*PROBLEM*:
Could you copy every record exactly, leaving the pictures behind?

*RECORDS PROVIDED*:

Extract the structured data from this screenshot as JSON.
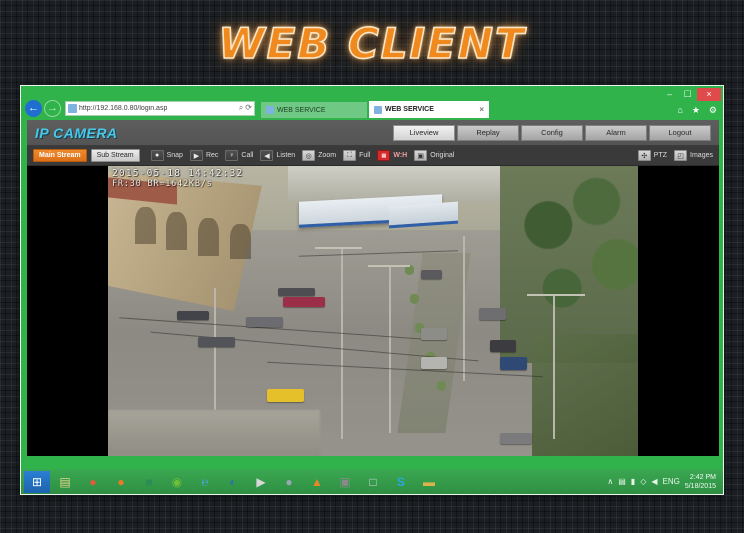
{
  "banner": {
    "title": "WEB CLIENT"
  },
  "browser": {
    "window_controls": {
      "minimize": "–",
      "maximize": "☐",
      "close": "×"
    },
    "back_icon": "←",
    "forward_icon": "→",
    "address": {
      "url_prefix": "http://",
      "url_host": "192.168.0.80",
      "url_path": "/login.asp",
      "url_full": "http://192.168.0.80/login.asp",
      "search_icon": "⌕",
      "refresh_icon": "⟳"
    },
    "tabs": [
      {
        "label": "WEB SERVICE",
        "active": false
      },
      {
        "label": "WEB SERVICE",
        "active": true,
        "close": "×"
      }
    ],
    "tools": [
      {
        "name": "home-icon",
        "glyph": "⌂"
      },
      {
        "name": "favorites-icon",
        "glyph": "★"
      },
      {
        "name": "settings-icon",
        "glyph": "⚙"
      }
    ]
  },
  "app": {
    "logo": "IP CAMERA",
    "nav": [
      {
        "label": "Liveview",
        "active": true
      },
      {
        "label": "Replay",
        "active": false
      },
      {
        "label": "Config",
        "active": false
      },
      {
        "label": "Alarm",
        "active": false
      },
      {
        "label": "Logout",
        "active": false
      }
    ],
    "toolbar": {
      "main_stream": "Main Stream",
      "sub_stream": "Sub Stream",
      "items": [
        {
          "label": "Snap",
          "icon": "camera-icon",
          "glyph": "●"
        },
        {
          "label": "Rec",
          "icon": "record-icon",
          "glyph": "▶"
        },
        {
          "label": "Call",
          "icon": "microphone-icon",
          "glyph": "♀"
        },
        {
          "label": "Listen",
          "icon": "speaker-icon",
          "glyph": "◀"
        },
        {
          "label": "Zoom",
          "icon": "zoom-icon",
          "glyph": "◎"
        },
        {
          "label": "Full",
          "icon": "fullscreen-icon",
          "glyph": "⛶"
        },
        {
          "label": "W:H",
          "icon": "aspect-ratio-icon",
          "glyph": "▤"
        },
        {
          "label": "Original",
          "icon": "original-size-icon",
          "glyph": "▣"
        }
      ],
      "right_items": [
        {
          "label": "PTZ",
          "icon": "ptz-icon",
          "glyph": "✣"
        },
        {
          "label": "Images",
          "icon": "images-icon",
          "glyph": "◰"
        }
      ]
    },
    "video_osd": {
      "line1": "2015-05-18  14:42:32",
      "line2": "FR:30  BR=1642KB/s"
    }
  },
  "taskbar": {
    "start_icon": "⊞",
    "icons": [
      {
        "name": "file-explorer-icon",
        "glyph": "▤",
        "color": "#e8d48a"
      },
      {
        "name": "chrome-icon",
        "glyph": "●",
        "color": "#e55a3a"
      },
      {
        "name": "firefox-icon",
        "glyph": "●",
        "color": "#e8792a"
      },
      {
        "name": "office-icon",
        "glyph": "■",
        "color": "#2e8b57"
      },
      {
        "name": "nvidia-icon",
        "glyph": "◉",
        "color": "#6fbf3a"
      },
      {
        "name": "internet-explorer-icon",
        "glyph": "℮",
        "color": "#4aa8e0"
      },
      {
        "name": "opera-icon",
        "glyph": "◐",
        "color": "#2f6fb0"
      },
      {
        "name": "media-player-icon",
        "glyph": "▶",
        "color": "#d8d8d8"
      },
      {
        "name": "steam-icon",
        "glyph": "●",
        "color": "#9aa7b0"
      },
      {
        "name": "vlc-icon",
        "glyph": "▲",
        "color": "#e8862a"
      },
      {
        "name": "camera-app-icon",
        "glyph": "▣",
        "color": "#8a8a8a"
      },
      {
        "name": "notepad-icon",
        "glyph": "□",
        "color": "#cfd6dc"
      },
      {
        "name": "skype-icon",
        "glyph": "S",
        "color": "#29a8e0"
      },
      {
        "name": "folder-icon",
        "glyph": "▬",
        "color": "#d9b24c"
      }
    ],
    "tray": {
      "show_hidden": "∧",
      "network_icon": "▤",
      "battery_icon": "▮",
      "volume_icon": "◀",
      "action_icon": "◇",
      "language": "ENG",
      "time": "2:42 PM",
      "date": "5/18/2015"
    }
  },
  "colors": {
    "banner_orange": "#f08a1e",
    "browser_green": "#2fb34a",
    "logo_cyan": "#49c8e8",
    "stream_active_orange": "#ef8a2e",
    "aspect_red": "#d52b2b"
  }
}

*OUTPUT*:
Extract the structured data from this screenshot as JSON.
{
  "banner": {
    "title": "WEB CLIENT"
  },
  "browser": {
    "window_controls": {
      "minimize": "–",
      "maximize": "☐",
      "close": "×"
    },
    "back_icon": "←",
    "forward_icon": "→",
    "address": {
      "url_prefix": "http://",
      "url_host": "192.168.0.80",
      "url_path": "/login.asp",
      "url_full": "http://192.168.0.80/login.asp",
      "search_icon": "⌕",
      "refresh_icon": "⟳"
    },
    "tabs": [
      {
        "label": "WEB SERVICE",
        "active": false
      },
      {
        "label": "WEB SERVICE",
        "active": true,
        "close": "×"
      }
    ],
    "tools": [
      {
        "name": "home-icon",
        "glyph": "⌂"
      },
      {
        "name": "favorites-icon",
        "glyph": "★"
      },
      {
        "name": "settings-icon",
        "glyph": "⚙"
      }
    ]
  },
  "app": {
    "logo": "IP CAMERA",
    "nav": [
      {
        "label": "Liveview",
        "active": true
      },
      {
        "label": "Replay",
        "active": false
      },
      {
        "label": "Config",
        "active": false
      },
      {
        "label": "Alarm",
        "active": false
      },
      {
        "label": "Logout",
        "active": false
      }
    ],
    "toolbar": {
      "main_stream": "Main Stream",
      "sub_stream": "Sub Stream",
      "items": [
        {
          "label": "Snap",
          "icon": "camera-icon",
          "glyph": "●"
        },
        {
          "label": "Rec",
          "icon": "record-icon",
          "glyph": "▶"
        },
        {
          "label": "Call",
          "icon": "microphone-icon",
          "glyph": "♀"
        },
        {
          "label": "Listen",
          "icon": "speaker-icon",
          "glyph": "◀"
        },
        {
          "label": "Zoom",
          "icon": "zoom-icon",
          "glyph": "◎"
        },
        {
          "label": "Full",
          "icon": "fullscreen-icon",
          "glyph": "⛶"
        },
        {
          "label": "W:H",
          "icon": "aspect-ratio-icon",
          "glyph": "▤"
        },
        {
          "label": "Original",
          "icon": "original-size-icon",
          "glyph": "▣"
        }
      ],
      "right_items": [
        {
          "label": "PTZ",
          "icon": "ptz-icon",
          "glyph": "✣"
        },
        {
          "label": "Images",
          "icon": "images-icon",
          "glyph": "◰"
        }
      ]
    },
    "video_osd": {
      "line1": "2015-05-18  14:42:32",
      "line2": "FR:30  BR=1642KB/s"
    }
  },
  "taskbar": {
    "start_icon": "⊞",
    "icons": [
      {
        "name": "file-explorer-icon",
        "glyph": "▤",
        "color": "#e8d48a"
      },
      {
        "name": "chrome-icon",
        "glyph": "●",
        "color": "#e55a3a"
      },
      {
        "name": "firefox-icon",
        "glyph": "●",
        "color": "#e8792a"
      },
      {
        "name": "office-icon",
        "glyph": "■",
        "color": "#2e8b57"
      },
      {
        "name": "nvidia-icon",
        "glyph": "◉",
        "color": "#6fbf3a"
      },
      {
        "name": "internet-explorer-icon",
        "glyph": "℮",
        "color": "#4aa8e0"
      },
      {
        "name": "opera-icon",
        "glyph": "◐",
        "color": "#2f6fb0"
      },
      {
        "name": "media-player-icon",
        "glyph": "▶",
        "color": "#d8d8d8"
      },
      {
        "name": "steam-icon",
        "glyph": "●",
        "color": "#9aa7b0"
      },
      {
        "name": "vlc-icon",
        "glyph": "▲",
        "color": "#e8862a"
      },
      {
        "name": "camera-app-icon",
        "glyph": "▣",
        "color": "#8a8a8a"
      },
      {
        "name": "notepad-icon",
        "glyph": "□",
        "color": "#cfd6dc"
      },
      {
        "name": "skype-icon",
        "glyph": "S",
        "color": "#29a8e0"
      },
      {
        "name": "folder-icon",
        "glyph": "▬",
        "color": "#d9b24c"
      }
    ],
    "tray": {
      "show_hidden": "∧",
      "network_icon": "▤",
      "battery_icon": "▮",
      "volume_icon": "◀",
      "action_icon": "◇",
      "language": "ENG",
      "time": "2:42 PM",
      "date": "5/18/2015"
    }
  },
  "colors": {
    "banner_orange": "#f08a1e",
    "browser_green": "#2fb34a",
    "logo_cyan": "#49c8e8",
    "stream_active_orange": "#ef8a2e",
    "aspect_red": "#d52b2b"
  }
}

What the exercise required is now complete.